[Opening Records for the task section]

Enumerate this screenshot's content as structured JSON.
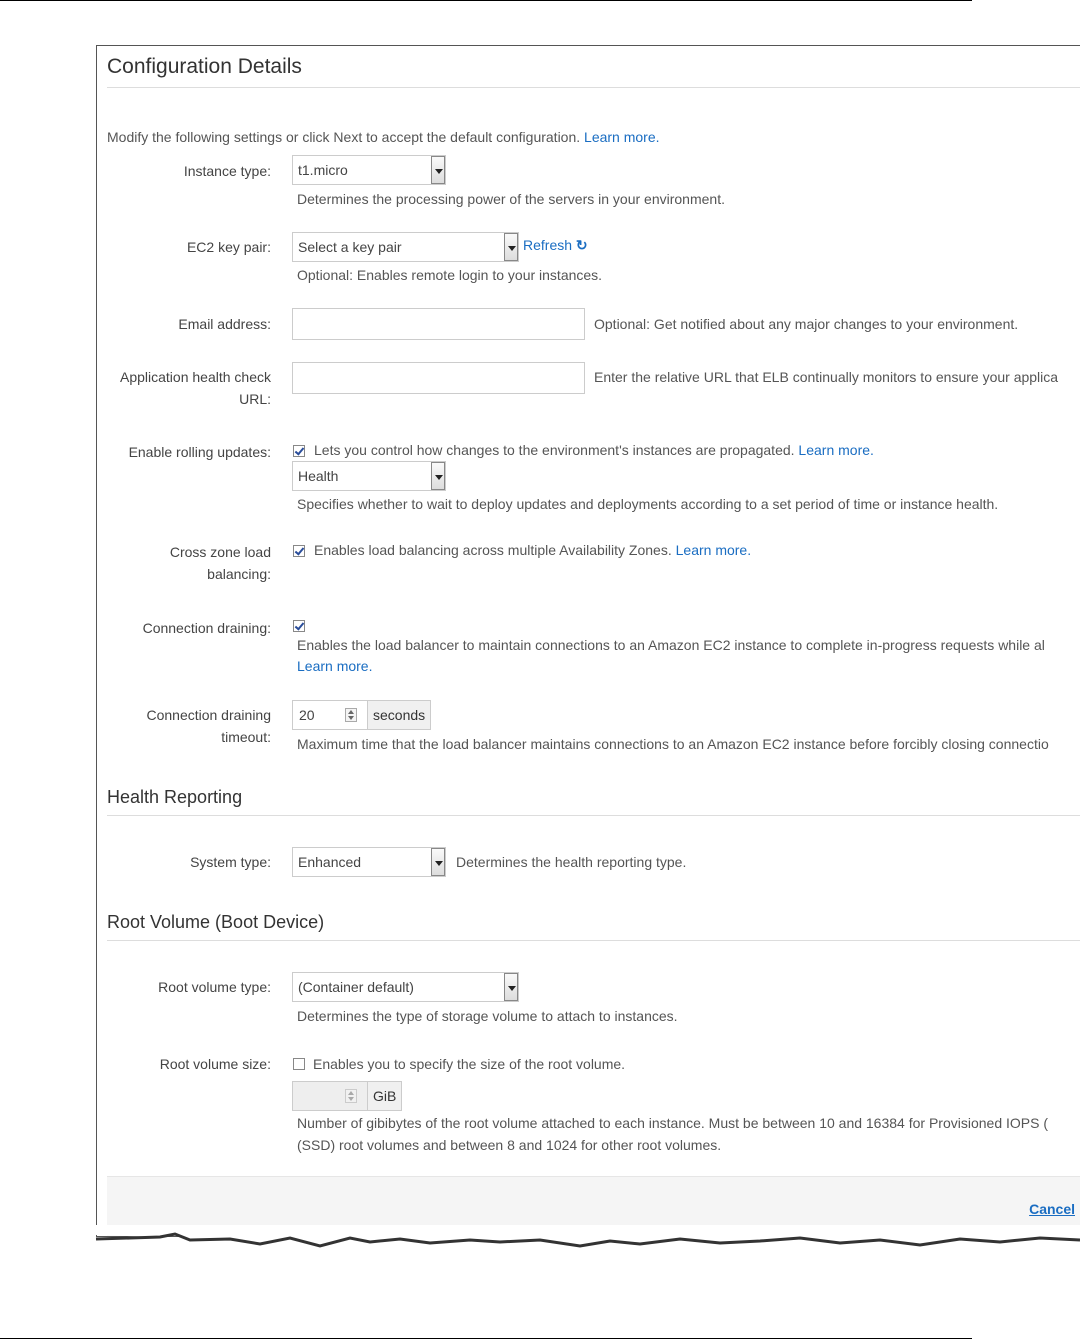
{
  "title": "Configuration Details",
  "intro": {
    "text": "Modify the following settings or click Next to accept the default configuration.",
    "link": "Learn more."
  },
  "instance_type": {
    "label": "Instance type:",
    "value": "t1.micro",
    "help": "Determines the processing power of the servers in your environment."
  },
  "key_pair": {
    "label": "EC2 key pair:",
    "value": "Select a key pair",
    "refresh": "Refresh",
    "help": "Optional: Enables remote login to your instances."
  },
  "email": {
    "label": "Email address:",
    "value": "",
    "help": "Optional: Get notified about any major changes to your environment."
  },
  "health_url": {
    "label_line1": "Application health check",
    "label_line2": "URL:",
    "value": "",
    "help": "Enter the relative URL that ELB continually monitors to ensure your applica"
  },
  "rolling": {
    "label": "Enable rolling updates:",
    "checked": true,
    "text": "Lets you control how changes to the environment's instances are propagated.",
    "link": "Learn more.",
    "select_value": "Health",
    "help": "Specifies whether to wait to deploy updates and deployments according to a set period of time or instance health."
  },
  "cross_zone": {
    "label_line1": "Cross zone load",
    "label_line2": "balancing:",
    "checked": true,
    "text": "Enables load balancing across multiple Availability Zones.",
    "link": "Learn more."
  },
  "draining": {
    "label": "Connection draining:",
    "checked": true,
    "text": "Enables the load balancer to maintain connections to an Amazon EC2 instance to complete in-progress requests while al",
    "link": "Learn more."
  },
  "draining_timeout": {
    "label_line1": "Connection draining",
    "label_line2": "timeout:",
    "value": "20",
    "unit": "seconds",
    "help": "Maximum time that the load balancer maintains connections to an Amazon EC2 instance before forcibly closing connectio"
  },
  "health_reporting": {
    "title": "Health Reporting",
    "label": "System type:",
    "value": "Enhanced",
    "help": "Determines the health reporting type."
  },
  "root_volume": {
    "title": "Root Volume (Boot Device)",
    "type_label": "Root volume type:",
    "type_value": "(Container default)",
    "type_help": "Determines the type of storage volume to attach to instances.",
    "size_label": "Root volume size:",
    "size_checked": false,
    "size_text": "Enables you to specify the size of the root volume.",
    "size_value": "",
    "size_unit": "GiB",
    "size_help_line1": "Number of gibibytes of the root volume attached to each instance. Must be between 10 and 16384 for Provisioned IOPS (",
    "size_help_line2": "(SSD) root volumes and between 8 and 1024 for other root volumes."
  },
  "footer": {
    "cancel": "Cancel"
  },
  "colors": {
    "link": "#1a6dc2",
    "border": "#cccccc",
    "text": "#444444"
  }
}
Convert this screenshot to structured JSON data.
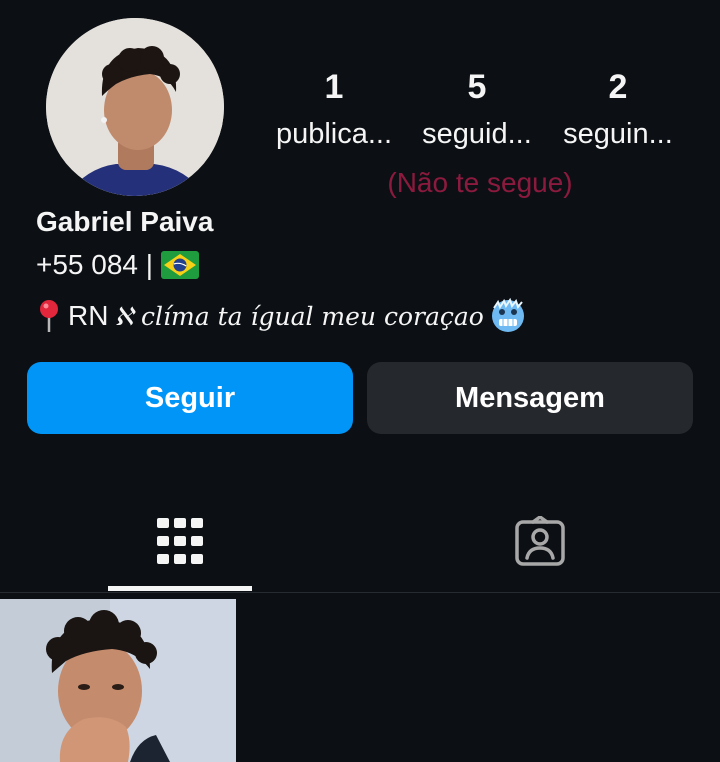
{
  "profile": {
    "avatar_alt": "profile-photo",
    "name": "Gabriel Paiva",
    "phone": "+55 084 |",
    "flag": "brazil-flag",
    "bio_prefix": "RN",
    "bio_fancy": "ℵ clíma ta ígual meu coraçao",
    "follow_status": "(Não te segue)"
  },
  "stats": [
    {
      "count": "1",
      "label": "publica..."
    },
    {
      "count": "5",
      "label": "seguid..."
    },
    {
      "count": "2",
      "label": "seguin..."
    }
  ],
  "actions": {
    "follow_label": "Seguir",
    "message_label": "Mensagem"
  },
  "tabs": [
    {
      "icon": "grid-icon",
      "active": true
    },
    {
      "icon": "tagged-icon",
      "active": false
    }
  ],
  "colors": {
    "background": "#0c1014",
    "primary": "#0095f6",
    "secondary_button": "#25292e",
    "follow_status": "#8c1a3e"
  }
}
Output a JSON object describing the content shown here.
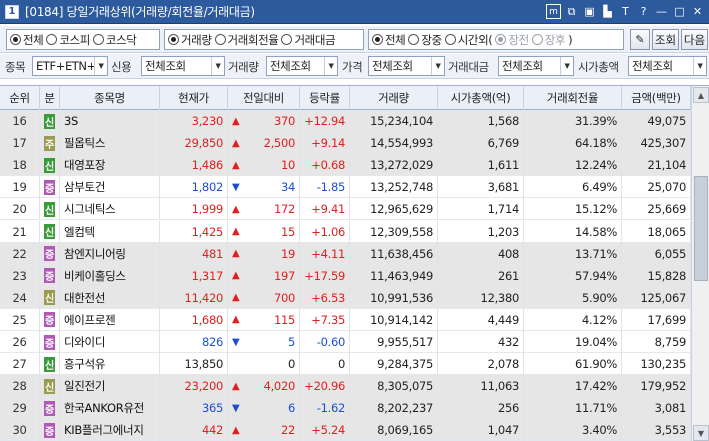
{
  "window": {
    "number": "1",
    "title": "[0184] 당일거래상위(거래량/회전율/거래대금)",
    "icons": [
      "m-icon",
      "restore-icon",
      "tile-icon",
      "pin-icon",
      "text-icon",
      "help-icon",
      "minimize-icon",
      "maximize-icon",
      "close-icon"
    ]
  },
  "filter1": {
    "market": {
      "options": [
        "전체",
        "코스피",
        "코스닥"
      ],
      "selected": 0
    },
    "sort": {
      "options": [
        "거래량",
        "거래회전율",
        "거래대금"
      ],
      "selected": 0
    },
    "session": {
      "options": [
        "전체",
        "장중",
        "시간외("
      ],
      "selected": 0
    },
    "after_hours": {
      "options": [
        "장전",
        "장후"
      ],
      "close_paren": ")",
      "selected": 0
    },
    "query_label": "조회",
    "next_label": "다음"
  },
  "filter2": {
    "item_label": "종목",
    "item_value": "ETF+ETN+스",
    "credit_label": "신용",
    "credit_value": "전체조회",
    "volume_label": "거래량",
    "volume_value": "전체조회",
    "price_label": "가격",
    "price_value": "전체조회",
    "amount_label": "거래대금",
    "amount_value": "전체조회",
    "cap_label": "시가총액",
    "cap_value": "전체조회"
  },
  "table": {
    "headers": {
      "rank": "순위",
      "type": "분",
      "name": "종목명",
      "price": "현재가",
      "change": "전일대비",
      "rate": "등락률",
      "volume": "거래량",
      "mktcap": "시가총액(억)",
      "turnover": "거래회전율",
      "amount": "금액(백만)"
    },
    "rows": [
      {
        "rank": "16",
        "badge": "신",
        "badge_color": "green",
        "name": "3S",
        "price": "3,230",
        "dir": "up",
        "change": "370",
        "rate": "+12.94",
        "volume": "15,234,104",
        "mktcap": "1,568",
        "turnover": "31.39%",
        "amount": "49,075",
        "shaded": true
      },
      {
        "rank": "17",
        "badge": "주",
        "badge_color": "olive",
        "name": "필옵틱스",
        "price": "29,850",
        "dir": "up",
        "change": "2,500",
        "rate": "+9.14",
        "volume": "14,554,993",
        "mktcap": "6,769",
        "turnover": "64.18%",
        "amount": "425,307",
        "shaded": true
      },
      {
        "rank": "18",
        "badge": "신",
        "badge_color": "green",
        "name": "대영포장",
        "price": "1,486",
        "dir": "up",
        "change": "10",
        "rate": "+0.68",
        "volume": "13,272,029",
        "mktcap": "1,611",
        "turnover": "12.24%",
        "amount": "21,104",
        "shaded": true
      },
      {
        "rank": "19",
        "badge": "증",
        "badge_color": "purple",
        "name": "삼부토건",
        "price": "1,802",
        "dir": "dn",
        "change": "34",
        "rate": "-1.85",
        "volume": "13,252,748",
        "mktcap": "3,681",
        "turnover": "6.49%",
        "amount": "25,070",
        "shaded": false
      },
      {
        "rank": "20",
        "badge": "신",
        "badge_color": "green",
        "name": "시그네틱스",
        "price": "1,999",
        "dir": "up",
        "change": "172",
        "rate": "+9.41",
        "volume": "12,965,629",
        "mktcap": "1,714",
        "turnover": "15.12%",
        "amount": "25,669",
        "shaded": false
      },
      {
        "rank": "21",
        "badge": "신",
        "badge_color": "green",
        "name": "엘컴텍",
        "price": "1,425",
        "dir": "up",
        "change": "15",
        "rate": "+1.06",
        "volume": "12,309,558",
        "mktcap": "1,203",
        "turnover": "14.58%",
        "amount": "18,065",
        "shaded": false
      },
      {
        "rank": "22",
        "badge": "증",
        "badge_color": "purple",
        "name": "참엔지니어링",
        "price": "481",
        "dir": "up",
        "change": "19",
        "rate": "+4.11",
        "volume": "11,638,456",
        "mktcap": "408",
        "turnover": "13.71%",
        "amount": "6,055",
        "shaded": true
      },
      {
        "rank": "23",
        "badge": "증",
        "badge_color": "purple",
        "name": "비케이홀딩스",
        "price": "1,317",
        "dir": "up",
        "change": "197",
        "rate": "+17.59",
        "volume": "11,463,949",
        "mktcap": "261",
        "turnover": "57.94%",
        "amount": "15,828",
        "shaded": true
      },
      {
        "rank": "24",
        "badge": "신",
        "badge_color": "olive",
        "name": "대한전선",
        "price": "11,420",
        "dir": "up",
        "change": "700",
        "rate": "+6.53",
        "volume": "10,991,536",
        "mktcap": "12,380",
        "turnover": "5.90%",
        "amount": "125,067",
        "shaded": true
      },
      {
        "rank": "25",
        "badge": "증",
        "badge_color": "purple",
        "name": "에이프로젠",
        "price": "1,680",
        "dir": "up",
        "change": "115",
        "rate": "+7.35",
        "volume": "10,914,142",
        "mktcap": "4,449",
        "turnover": "4.12%",
        "amount": "17,699",
        "shaded": false
      },
      {
        "rank": "26",
        "badge": "증",
        "badge_color": "purple",
        "name": "디와이디",
        "price": "826",
        "dir": "dn",
        "change": "5",
        "rate": "-0.60",
        "volume": "9,955,517",
        "mktcap": "432",
        "turnover": "19.04%",
        "amount": "8,759",
        "shaded": false
      },
      {
        "rank": "27",
        "badge": "신",
        "badge_color": "green",
        "name": "흥구석유",
        "price": "13,850",
        "dir": "none",
        "change": "0",
        "rate": "0",
        "volume": "9,284,375",
        "mktcap": "2,078",
        "turnover": "61.90%",
        "amount": "130,235",
        "shaded": false
      },
      {
        "rank": "28",
        "badge": "신",
        "badge_color": "olive",
        "name": "일진전기",
        "price": "23,200",
        "dir": "up",
        "change": "4,020",
        "rate": "+20.96",
        "volume": "8,305,075",
        "mktcap": "11,063",
        "turnover": "17.42%",
        "amount": "179,952",
        "shaded": true
      },
      {
        "rank": "29",
        "badge": "증",
        "badge_color": "purple",
        "name": "한국ANKOR유전",
        "price": "365",
        "dir": "dn",
        "change": "6",
        "rate": "-1.62",
        "volume": "8,202,237",
        "mktcap": "256",
        "turnover": "11.71%",
        "amount": "3,081",
        "shaded": true
      },
      {
        "rank": "30",
        "badge": "증",
        "badge_color": "purple",
        "name": "KIB플러그에너지",
        "price": "442",
        "dir": "up",
        "change": "22",
        "rate": "+5.24",
        "volume": "8,069,165",
        "mktcap": "1,047",
        "turnover": "3.40%",
        "amount": "3,553",
        "shaded": true
      }
    ]
  }
}
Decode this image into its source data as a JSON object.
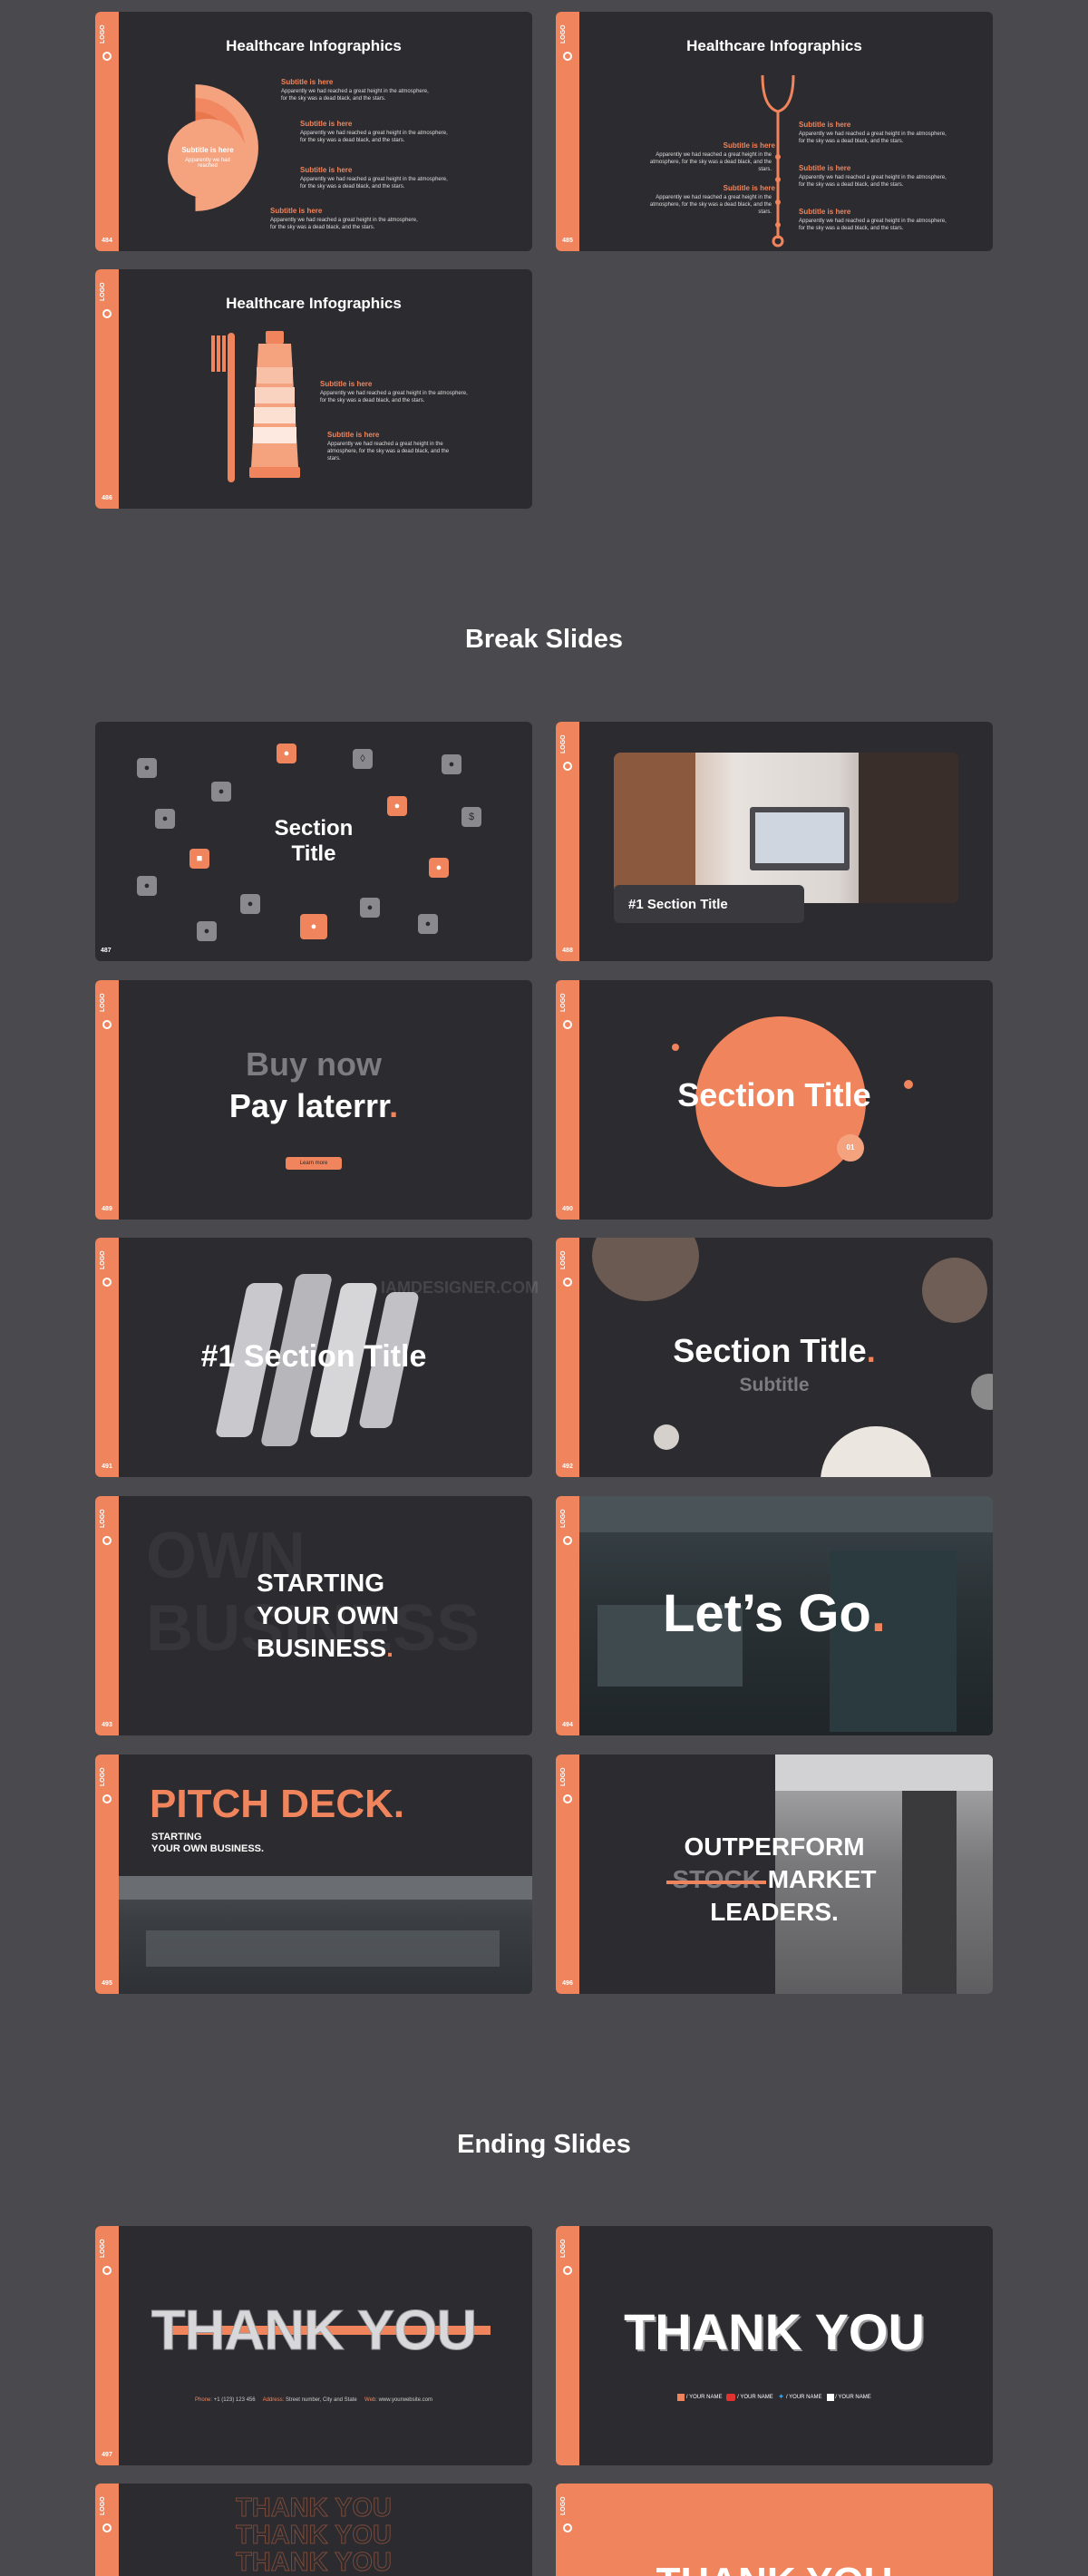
{
  "colors": {
    "accent": "#f0845c",
    "slide_bg": "#2c2b2f",
    "page_bg": "#4a494d"
  },
  "logo_text": "LOGO",
  "page_numbers": {
    "hc1": "484",
    "hc2": "485",
    "hc3": "486",
    "b1": "487",
    "b2": "488",
    "b3": "489",
    "b4": "490",
    "b5": "491",
    "b6": "492",
    "b7": "493",
    "b8": "494",
    "b9": "495",
    "b10": "496",
    "e1": "497"
  },
  "healthcare": {
    "title": "Healthcare Infographics",
    "subtitle_label": "Subtitle is here",
    "body_text": "Apparently we had reached a great height in the atmosphere, for the sky was a dead black, and the stars.",
    "circle_title": "Subtitle is here",
    "circle_text": "Apparently we had reached"
  },
  "sections": {
    "break": "Break Slides",
    "ending": "Ending Slides"
  },
  "break_slides": {
    "s1_title_1": "Section",
    "s1_title_2": "Title",
    "s2_caption": "#1 Section Title",
    "s3_line1": "Buy now",
    "s3_line2": "Pay laterrr",
    "s3_button": "Learn more",
    "s4_title": "Section Title",
    "s4_badge": "01",
    "s5_title": "#1 Section Title",
    "s6_title": "Section Title",
    "s6_subtitle": "Subtitle",
    "s7_line1": "STARTING",
    "s7_line2": "YOUR OWN",
    "s7_line3": "BUSINESS",
    "s7_bg_1": "OWN",
    "s7_bg_2": "BUSINESS",
    "s8_title": "Let’s Go",
    "s9_title": "PITCH DECK.",
    "s9_line1": "STARTING",
    "s9_line2": "YOUR OWN BUSINESS.",
    "s10_line1": "OUTPERFORM",
    "s10_strike": "STOCK",
    "s10_line2": "MARKET",
    "s10_line3": "LEADERS."
  },
  "ending_slides": {
    "thank_you": "THANK YOU",
    "phone_label": "Phone:",
    "phone_value": "+1 (123) 123 456",
    "address_label": "Address:",
    "address_value": "Street number, City and State",
    "web_label": "Web:",
    "web_value": "www.yourwebsite.com",
    "social": [
      "/ YOUR NAME",
      "/ YOUR NAME",
      "/ YOUR NAME",
      "/ YOUR NAME"
    ]
  },
  "watermark": "IAMDESIGNER.COM"
}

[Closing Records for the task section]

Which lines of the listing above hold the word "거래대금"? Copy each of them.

    "title": "[0184] 당일거래상위(거래량/회전율/거래대금)",
        "거래대금"
    "amount_label": "거래대금",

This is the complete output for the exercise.